by Simon Black, Sovereign Man:
For as long as I can remember, I’ve been a fan of Bruce Lee.
I was probably about four years old when I first watched one of his movies. And I was instantly hooked. The guy was legendary.
As a teenager, I learned more about how he lived, and I began to admire his tenacity, discipline, and relentless pursuit of self-improvement… qualities that I endeavored to attain.
I remain a fan to this day. In fact there’s even a Bruce Lee mural on the wall at our office in Chile.
So when I had the opportunity to purchase some of Bruce Lee’s artwork a few years ago– sketches that he drew with his own hand– I jumped at the chance.
It cost me around $8,000… but it was the best money I ever spent. I had it professionally framed and hung in my home, and it’s probably my most prized possession.
I doubt I’ll ever sell it. But it’s the only asset that I allow myself to be sentimental about.
In everything else related to money, I force myself to be unemotional. I don’t fall in love with prospective investments, nor do I have an emotional attachment to businesses that I own.
You hear this a lot with entrepreneurs, who often refer to their companies as ‘their baby’.
I don’t have that view. Bruce Lee aside, I’m willing to sell any asset for the right price… especially if someone is willing to pay far more than what I think it’s worth, or what it could be worth in the future.
And this brings me to gold.
The price of gold is now at an all-time high in nearly every major currency, including US dollars. On Friday, in fact, gold briefly passed $2,000 per ounce, and it’s still hovering near that figure now.
A lot of people have an emotional attachment to gold… a borderline fanaticism.
I don’t. I write about gold quite frequently. But I’m not a ‘gold bug’.
My views on gold are unemotional, grounded in a rational understanding of gold’s advantages, and the disadvantages of the financial system. I’ve written about this extensively.
But one important thing to understand about gold is that it can be very difficult to value.
I can much more easily value a business like Apple, or private company that I own. The analysis is never perfect, but I can project future cash flows and market-based asset prices, and derive an appropriate value for what an asset is worth.
But gold does not intrinsically generate cash flow like a business or rental property, so that analysis doesn’t work.
People often try to predict the price of gold by examining certain financial benchmarks.
For instance, in theory there are some loose relationships between the gold price and the money supply. But these relationships are far from perfect.
The previous peak for gold was in 2011 when it reached around $1900. The gold price then fell for more than four years, reaching a low of around $1,000 in December 2015.
Yet during that 4+ year period, the Federal Reserve’s balance sheet increased 70% from $2.6 trillion to $4.4 trillion, and M2 money supply in the US increased 30% from $9.5 trillion to 12.3 trillion.
Gold should have performed well from 2011 to 2015 given all the money the Fed was printing. Yet instead the gold price fell.
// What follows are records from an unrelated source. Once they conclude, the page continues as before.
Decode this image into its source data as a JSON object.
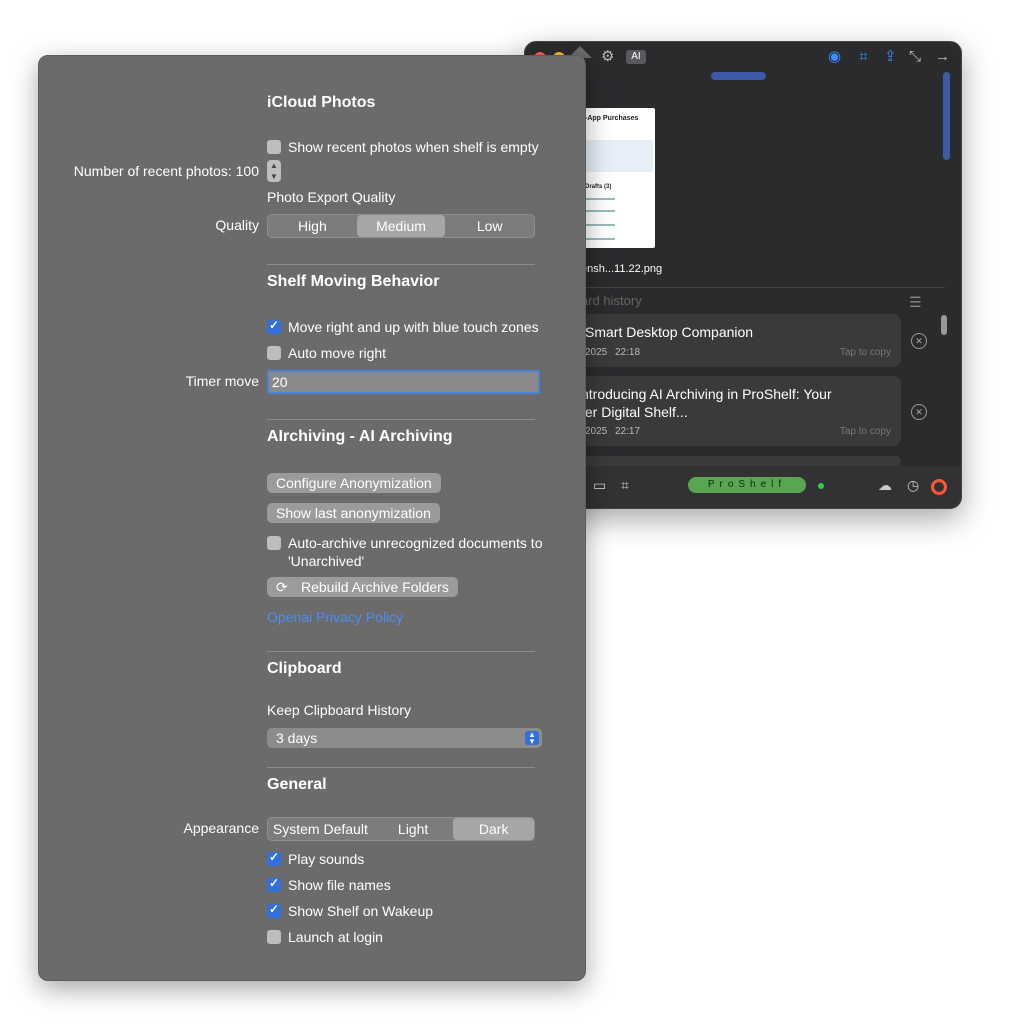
{
  "shelf_window": {
    "ai_badge": "AI",
    "screenshot_name": "ensh...11.22.png",
    "thumb_title": "-App Purchases",
    "thumb_drafts": "Drafts (3)",
    "history_title": "ard history",
    "cards": [
      {
        "title": "Smart Desktop Companion",
        "date": "2025",
        "time": "22:18",
        "tap": "Tap to copy"
      },
      {
        "title_line1": "ntroducing AI Archiving in ProShelf: Your",
        "title_line2": "ter Digital Shelf...",
        "date": "2025",
        "time": "22:17",
        "tap": "Tap to copy"
      }
    ],
    "brand": "ProShelf",
    "colors": {
      "accent": "#3d8bfd",
      "brand_green": "#5aa552",
      "status_dot": "#33cc44"
    }
  },
  "prefs": {
    "icloud": {
      "title": "iCloud Photos",
      "show_recent_label": "Show recent photos when shelf is empty",
      "show_recent_checked": false,
      "recent_count_label": "Number of recent photos: 100",
      "export_quality_label": "Photo Export Quality",
      "quality_label": "Quality",
      "quality_options": [
        "High",
        "Medium",
        "Low"
      ],
      "quality_selected": "Medium"
    },
    "moving": {
      "title": "Shelf Moving Behavior",
      "move_right_up_label": "Move right and up with blue touch zones",
      "move_right_up_checked": true,
      "auto_move_label": "Auto move right",
      "auto_move_checked": false,
      "timer_label": "Timer move",
      "timer_value": "20"
    },
    "archiving": {
      "title": "AIrchiving - AI Archiving",
      "configure_button": "Configure Anonymization",
      "show_last_button": "Show last anonymization",
      "auto_archive_line1": "Auto-archive unrecognized documents to",
      "auto_archive_line2": "'Unarchived'",
      "auto_archive_checked": false,
      "rebuild_button": "Rebuild Archive Folders",
      "privacy_link": "Openai Privacy Policy"
    },
    "clipboard": {
      "title": "Clipboard",
      "keep_label": "Keep Clipboard History",
      "keep_value": "3 days"
    },
    "general": {
      "title": "General",
      "appearance_label": "Appearance",
      "appearance_options": [
        "System Default",
        "Light",
        "Dark"
      ],
      "appearance_selected": "Dark",
      "play_sounds": "Play sounds",
      "show_file_names": "Show file names",
      "show_on_wakeup": "Show Shelf on Wakeup",
      "launch_at_login": "Launch at login"
    }
  }
}
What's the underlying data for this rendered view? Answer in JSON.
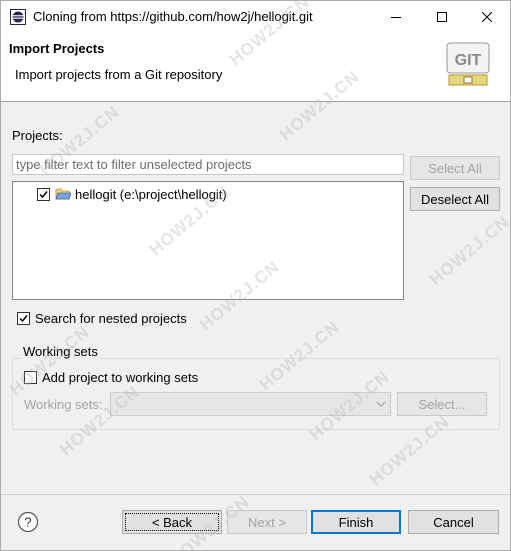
{
  "window": {
    "title": "Cloning from https://github.com/how2j/hellogit.git"
  },
  "banner": {
    "title": "Import Projects",
    "description": "Import projects from a Git repository",
    "logo_text": "GIT"
  },
  "projects": {
    "label": "Projects:",
    "filter_placeholder": "type filter text to filter unselected projects",
    "select_all": "Select All",
    "deselect_all": "Deselect All",
    "items": [
      {
        "label": "hellogit (e:\\project\\hellogit)",
        "checked": true
      }
    ]
  },
  "options": {
    "search_nested": "Search for nested projects",
    "search_nested_checked": true
  },
  "working_sets": {
    "group_label": "Working sets",
    "add_label": "Add project to working sets",
    "add_checked": false,
    "sets_label": "Working sets:",
    "select_button": "Select..."
  },
  "footer": {
    "back": "< Back",
    "next": "Next >",
    "finish": "Finish",
    "cancel": "Cancel"
  },
  "watermark": "HOW2J.CN"
}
There’s another theory that gold prices increases because the dollar is weak. But this relationship is also far from perfect.
In the summer of 2018, I wrote note to our readers suggesting that it was a good time to buy gold, and that the price could double over the next few years.
At the time, the gold price was around $1200. But the ‘Dollar Index,’ i.e. the standard financial benchmark for the US dollar’s relative strength, was around 94.